The difficulty with an on-line conversation with twenty discussants is that unless you build in a preventive structure, some writers will receive no responses to what they have written. I've therefore structured the responses so that everyone gets a response. "Respond to the person whose message appears below yours" ensures that everyone will get a response. Without such a safeguard, some writers will get several responses and some none--not a good situation.

So where does all this leave us? Not with a "class that really worked," but a class that depended upon, and fully utilized, the computer environment. To do what we did, we needed the quick publication that becomes possible on a network; we needed the almost-synchronous discussion that is possible on a network; and we needed the hypertext and search functions of the software so that we could rapidly scan, analyze, and reconfigure the data that we had. And it's all so smooth and fast: everything that I've described above happened in two hours.

But could we have done what I've described in a conventional classroom? Two of our colleagues think we could have. I don't think so. Let me imagine how it might have been had I attempted this sequence of writing activities in a room filled with student desks, or even in a room with stand-alone computers in it.

Class #1: students write the quick-writes. Do they then pass them around, taking notes as they do? They could--but then they get to read each piece once; they can't return to it whenever they want. More likely, after class the teacher hurries to the copy center with the twenty quick-writes, and has a twenty to thirty page booklet ready for the second class 2, complete with page numbers. It's not pretty, this book, or even entirely readable, because a few students have written in blue ball-point pen, despite instructions to the contrary, and the copies are therefore extremely faint. Nor is the text easily searched for keywords. And we've used 600 sheets of paper.

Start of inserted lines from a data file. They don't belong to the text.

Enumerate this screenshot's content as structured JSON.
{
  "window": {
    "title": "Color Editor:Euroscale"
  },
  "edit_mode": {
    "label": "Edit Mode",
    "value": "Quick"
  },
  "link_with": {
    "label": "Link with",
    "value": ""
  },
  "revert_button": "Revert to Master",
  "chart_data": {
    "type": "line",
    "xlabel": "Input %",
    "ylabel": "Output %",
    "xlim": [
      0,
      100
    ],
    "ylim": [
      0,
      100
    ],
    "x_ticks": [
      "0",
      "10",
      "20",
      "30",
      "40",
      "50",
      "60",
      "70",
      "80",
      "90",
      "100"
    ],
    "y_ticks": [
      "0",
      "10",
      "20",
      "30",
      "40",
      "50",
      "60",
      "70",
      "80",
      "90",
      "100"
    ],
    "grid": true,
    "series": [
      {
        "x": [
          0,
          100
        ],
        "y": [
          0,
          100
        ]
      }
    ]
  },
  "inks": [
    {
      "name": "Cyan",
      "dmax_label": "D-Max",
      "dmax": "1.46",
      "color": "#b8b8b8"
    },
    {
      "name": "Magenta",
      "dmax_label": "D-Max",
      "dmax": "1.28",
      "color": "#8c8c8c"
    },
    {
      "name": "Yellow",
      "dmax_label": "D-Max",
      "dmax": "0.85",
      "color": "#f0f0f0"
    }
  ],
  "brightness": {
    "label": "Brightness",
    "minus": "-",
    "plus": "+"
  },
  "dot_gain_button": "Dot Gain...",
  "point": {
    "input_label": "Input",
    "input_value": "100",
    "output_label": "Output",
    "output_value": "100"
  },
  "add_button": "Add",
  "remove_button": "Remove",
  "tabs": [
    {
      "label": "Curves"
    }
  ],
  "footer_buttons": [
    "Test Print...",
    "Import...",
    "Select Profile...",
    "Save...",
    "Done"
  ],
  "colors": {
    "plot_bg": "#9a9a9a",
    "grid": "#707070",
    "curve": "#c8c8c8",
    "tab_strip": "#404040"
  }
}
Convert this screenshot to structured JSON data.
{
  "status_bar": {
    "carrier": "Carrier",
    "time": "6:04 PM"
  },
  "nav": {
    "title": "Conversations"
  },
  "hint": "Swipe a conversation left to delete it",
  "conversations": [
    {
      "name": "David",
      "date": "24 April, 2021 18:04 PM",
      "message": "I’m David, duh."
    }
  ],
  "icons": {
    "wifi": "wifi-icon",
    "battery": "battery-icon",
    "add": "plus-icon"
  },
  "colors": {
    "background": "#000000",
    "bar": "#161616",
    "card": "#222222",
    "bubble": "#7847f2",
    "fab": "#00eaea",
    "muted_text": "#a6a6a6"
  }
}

Class #2: students, sitting in a circle, discuss the question posed in the quick-write. The discussion is tape-recorded and transcribed by--whom? the teacher again? That's several hours of work. The INTERCHANGE transcript of our discussion, had it been printed out, would have filled ten single-spaced, typewritten pages. Then off again to the copy center to make twenty copies of the transcript. Or: the discussion is videotaped and replayed two or three times, while students take notes. There's more class time spent. And we can't easily search either the typed transcript or the videotape. To get the effect of the INTERCHANGE hypertext search using a written transcript, we'd have to cut up the individual contributions to the discussion and assemble them, like notecards, in stacks. And what about a contribution that referred to more than one subtopic?

Class #3: copies of transcripts are returned to students, and they are given instructions for the essay they are to write, due at the beginning of Class #4. On my Tuesday-Thursday class schedule, this cycle has taken two weeks, with much copying, transcribing, and distribution of packets. We could have saved much of the copying expense by placing two copies of the documents on reserve in the library, but then only two students could work on the materials at any one time, and I'd guess that this relative inaccessibility of the materials would prove fatal to the enterprise.

So I don't think it's entirely the computer-groupie in me that speaks here. Outside the computer-equipped classroom, I would not have thought of doing what I have described above. Had I thought of it, I would have dismissed it as too elaborate and time-consuming, and finally not worth the effort.

Charles Moran teaches at the University of Massachusetts at Amherst.


I need to acknowledge here my indebtedness to my fellow teachers, who have caused me to think hard thoughts about what we are doing in the computer- equipped classroom. Chief among these are Marcia Curtis, Elizabeth Klem, Nick Carbone, Ray Jones, Emily Isaacs, Lisa Melanson, Dix McComas, Peter Elbow, and Janet MacFayden.